IDScan.net’s visitor management platform scans government-issued IDs and instantly pulls the individual’s name, address, and date of birth. It then creates a record for the individual in a database, along with the time and date of the visit.
The final months and weeks leading up to high school graduation tend to hold anticipated end-of-year senior traditions, celebrations and countdowns, but this semester is different. The class of 2020 won’t be able to celebrate their accomplishments with hugs from faculty and classmates this month; they won’t be able to graduate in a venue surrounded by cheers from family and friends; and they won’t be able to walk proudly across a stage to receive a handshake and a diploma. When Gov. John Bel Edwards announced school closures for the remainder of the semester in mid-March, students were faced with the challenge of adjusting to a new normal of distant learning. Now, with the state-wide stay-at-home order extended through May 15, graduating seniors are confronted with another major unprecedented change: a socially distanced graduation celebration. “Once you start your freshman year of high school, all you can think about is walking across that stage your senior year to make yourself and family proud,” said Rayon Pratt, a graduating senior at Landry-Walker high school.
I’m Joe Gerrity, local businessman, investor, and Real Estate Broker. For my Yo Joe! column, I’ll be answering real estate questions and providing market information special to New Orleans during this pandemic. Yo Joe! How were real estate sales affected in April?
As COVID-19 continues to impact the City of New Orleans, many small businesses have been forced to close altogether or adapt in ways they would never have imagined just a couple months ago. For Simply Dispensary, a local wellness products retailer with locations Uptown, in Mid-City, in the Marigny, and on the West Bank, that meant transitioning into a completely new industry in just a matter of weeks.
Since the beginning of March, Simply Dispensary has harnessed its relationships with suppliers and manufacturers in the U.S. and abroad to provide much needed personal protective equipment (PPE) and hard-to-find supplies—hand sanitizer, disposable gloves, and 3-ply disposable face masks—to restaurants, convenience stores, and other businesses. “When it comes down to it, we are in the business of selling wellness products,” said co-owner and general manager Sean Partridge. “As this outbreak started affecting our city and the people we care about, and you can’t find the supplies you need to stay safe and well anywhere, we knew we had to start offering these products ourselves.” By mid-March, when the City of New Orleans announced the stay-at-home order, Simply Dispensary had already brought in inventory of hand sanitizer, disposable gloves, and hand soap.

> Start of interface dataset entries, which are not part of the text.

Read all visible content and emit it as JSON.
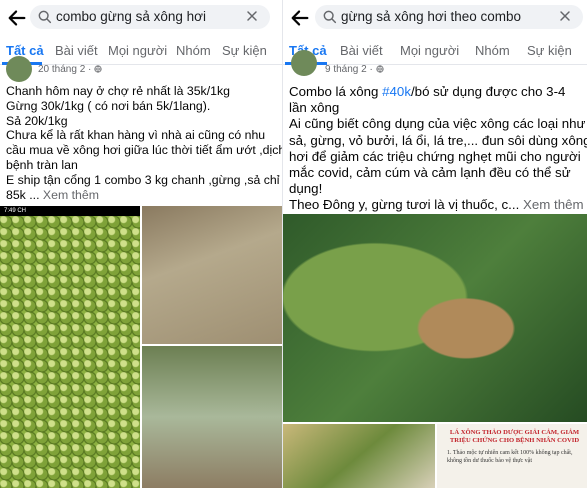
{
  "left": {
    "search": {
      "query": "combo gừng sả xông hơi"
    },
    "tabs": [
      {
        "label": "Tất cả"
      },
      {
        "label": "Bài viết"
      },
      {
        "label": "Mọi người"
      },
      {
        "label": "Nhóm"
      },
      {
        "label": "Sự kiện"
      }
    ],
    "post": {
      "date": "20 tháng 2 · ",
      "lines": [
        "Chanh hôm nay ở chợ rẻ nhất là 35k/1kg",
        "Gừng 30k/1kg ( có nơi bán 5k/1lang).",
        "Sả 20k/1kg",
        "Chưa kể là rất khan hàng vì nhà ai cũng có nhu",
        "cầu mua về xông hơi giữa lúc thời tiết ẩm ướt ,dịch",
        "bệnh tràn lan",
        "E ship tận cổng 1 combo 3 kg chanh ,gừng ,sả chỉ",
        "85k ... "
      ],
      "see_more": "Xem thêm"
    },
    "status_time": "7:49 CH"
  },
  "right": {
    "search": {
      "query": "gừng sả xông hơi theo combo"
    },
    "tabs": [
      {
        "label": "Tất cả"
      },
      {
        "label": "Bài viết"
      },
      {
        "label": "Mọi người"
      },
      {
        "label": "Nhóm"
      },
      {
        "label": "Sự kiện"
      }
    ],
    "post": {
      "date": "9 tháng 2 · ",
      "line1_pre": "Combo lá xông ",
      "line1_hashtag": "#40k",
      "line1_post": "/bó sử dụng được cho 3-4",
      "lines": [
        "lần xông",
        "Ai cũng biết công dụng của việc xông các loại như",
        "sả, gừng, vỏ bưởi, lá ổi, lá tre,... đun sôi dùng xông",
        "hơi để giảm các triệu chứng nghẹt mũi cho người",
        "mắc covid, cảm cúm và cảm lạnh đều có thể sử",
        "dụng!"
      ],
      "last_line": "Theo Đông y, gừng tươi là vị thuốc, c... ",
      "see_more": "Xem thêm"
    },
    "poster": {
      "title": "LÁ XÔNG THẢO DƯỢC GIẢI CẢM, GIẢM TRIỆU CHỨNG CHO BỆNH NHÂN COVID",
      "body": "1. Thảo mộc tự nhiên cam kết 100% không tạp chất, không tồn dư thuốc bảo vệ thực vật"
    }
  }
}
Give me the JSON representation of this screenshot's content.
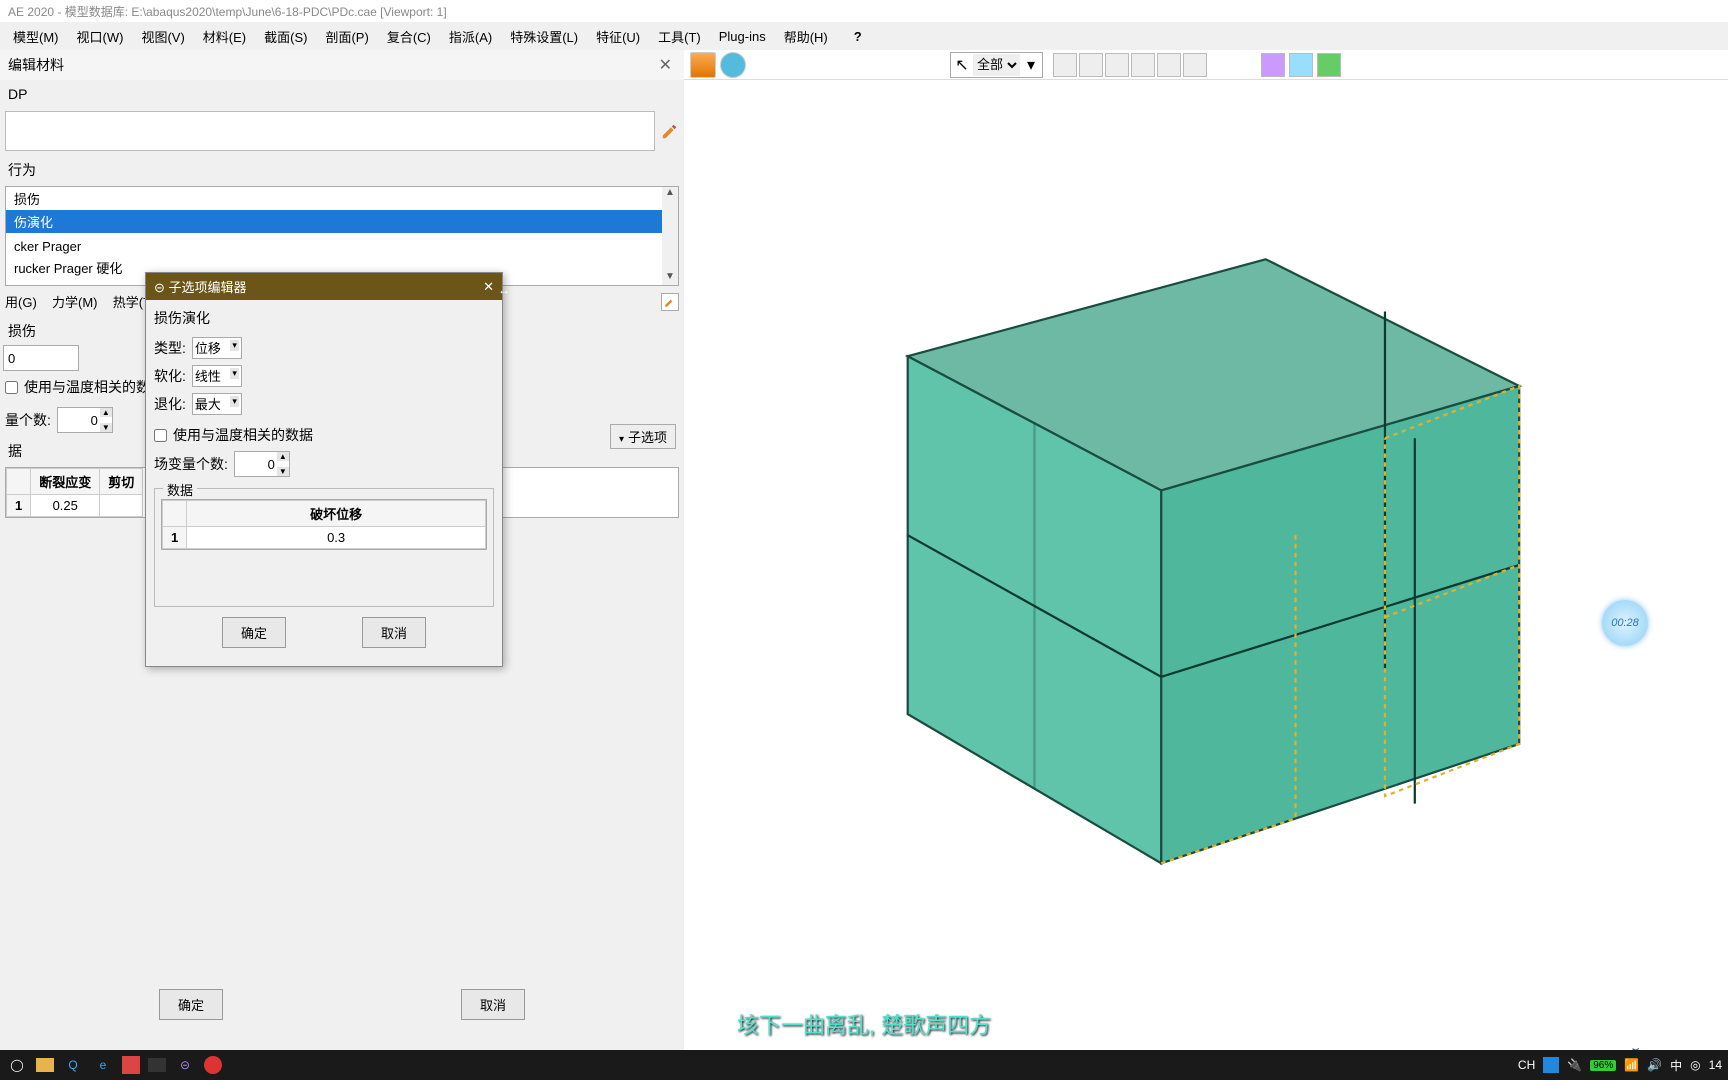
{
  "title": "AE 2020 - 模型数据库: E:\\abaqus2020\\temp\\June\\6-18-PDC\\PDc.cae [Viewport: 1]",
  "menu": {
    "model": "模型(M)",
    "view": "视口(W)",
    "viewtu": "视图(V)",
    "material": "材料(E)",
    "section": "截面(S)",
    "profile": "剖面(P)",
    "assembly": "复合(C)",
    "assign": "指派(A)",
    "special": "特殊设置(L)",
    "feature": "特征(U)",
    "tool": "工具(T)",
    "plugins": "Plug-ins",
    "help": "帮助(H)"
  },
  "material_editor": {
    "title": "编辑材料",
    "name_label": "DP",
    "behavior_label": "行为",
    "behaviors": [
      "损伤",
      "伤演化",
      "",
      "cker Prager",
      "rucker Prager 硬化"
    ],
    "selected_behavior_index": 1,
    "category_tabs": {
      "general": "用(G)",
      "mechanics": "力学(M)",
      "thermal": "热学(T)"
    },
    "damage_section": "损伤",
    "damage_input": "0",
    "temp_check": "使用与温度相关的数据",
    "field_var_label": "量个数:",
    "field_var_value": "0",
    "data_label": "据",
    "table": {
      "headers": [
        "断裂应变",
        "剪切"
      ],
      "row": [
        "1",
        "0.25"
      ]
    },
    "suboption_btn": "子选项",
    "ok": "确定",
    "cancel": "取消"
  },
  "sub_dialog": {
    "title": "子选项编辑器",
    "section": "损伤演化",
    "type_label": "类型:",
    "type_value": "位移",
    "soft_label": "软化:",
    "soft_value": "线性",
    "deg_label": "退化:",
    "deg_value": "最大",
    "temp_check": "使用与温度相关的数据",
    "fv_label": "场变量个数:",
    "fv_value": "0",
    "data_group": "数据",
    "table": {
      "header": "破坏位移",
      "row": [
        "1",
        "0.3"
      ]
    },
    "ok": "确定",
    "cancel": "取消"
  },
  "rp_toolbar": {
    "scope": "全部"
  },
  "simulia": "SIMUL",
  "timer": "00:28",
  "subtitle": "垓下一曲离乱, 楚歌声四方",
  "taskbar": {
    "lang": "CH",
    "battery": "96%",
    "ime": "中",
    "time": "14"
  }
}
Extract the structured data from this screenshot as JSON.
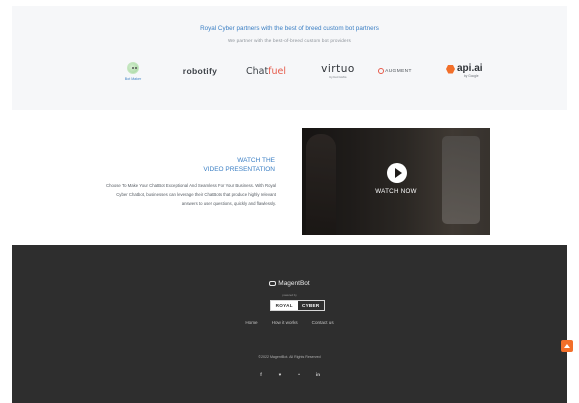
{
  "partners": {
    "title": "Royal Cyber partners with the best of breed custom bot partners",
    "subtitle": "We partner with the best-of-breed custom bot providers",
    "logos": {
      "botmaker": "Bot Maker",
      "robotify": "robotify",
      "chatfuel_main": "Chat",
      "chatfuel_accent": "fuel",
      "virtuo_main": "virtuo",
      "virtuo_sub": "by bot Corbs",
      "augment": "AUGMENT",
      "apiai_main": "api.ai",
      "apiai_sub": "by Google"
    }
  },
  "video_section": {
    "heading_line1": "WATCH THE",
    "heading_line2": "VIDEO PRESENTATION",
    "body": "Choose To Make Your ChatBot Exceptional And Seamless For Your Business. With Royal Cyber Chatbot, businesses can leverage their ChatBots that produce highly relevant answers to user questions, quickly and flawlessly.",
    "watch_label": "WATCH NOW"
  },
  "footer": {
    "brand": "MagentBot",
    "powered_by": "powered by",
    "rc_left": "ROYAL",
    "rc_right": "CYBER",
    "nav": {
      "home": "Home",
      "how_it_works": "How it works",
      "contact": "Contact us"
    },
    "copyright": "©2022 MagentBot. All Rights Reserved",
    "social": {
      "facebook": "f",
      "twitter": "♥",
      "google": "•",
      "linkedin": "in"
    }
  },
  "colors": {
    "accent_blue": "#3b7fc4",
    "footer_bg": "#2e2e2e",
    "scroll_top": "#f26f2a"
  }
}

Council members Helena Moreno, Jason Williams and Jay H. Banks are proud to announce mobile COVID-19 testing in Central City. The testing initiative is hosted by 12 Baptist churches throughout the city and held this week at New Hope on Rev. John Raphael Jr. Way. In partnership with the city of New Orleans, NOLA Ready and the New Orleans Health Department and Ochsner Health System, community drive-thru or walk-up testing will take place on Tuesday (May 5) and Wednesday (May 6) from 9 a.m. to 4 p.m. at the New Hope Baptist Church, 1807 Rev. John Raphael Jr. Way (formerly LaSalle Street). “Having testing easily accessible to those that are most likely to be impacted and who are less likely to be able to get to the other testing sites, just makes sense,” said District B’s Councilman Banks. “Throughout every crisis New Orleans has experienced, churches have been an anchor, and served as a beacon of hope.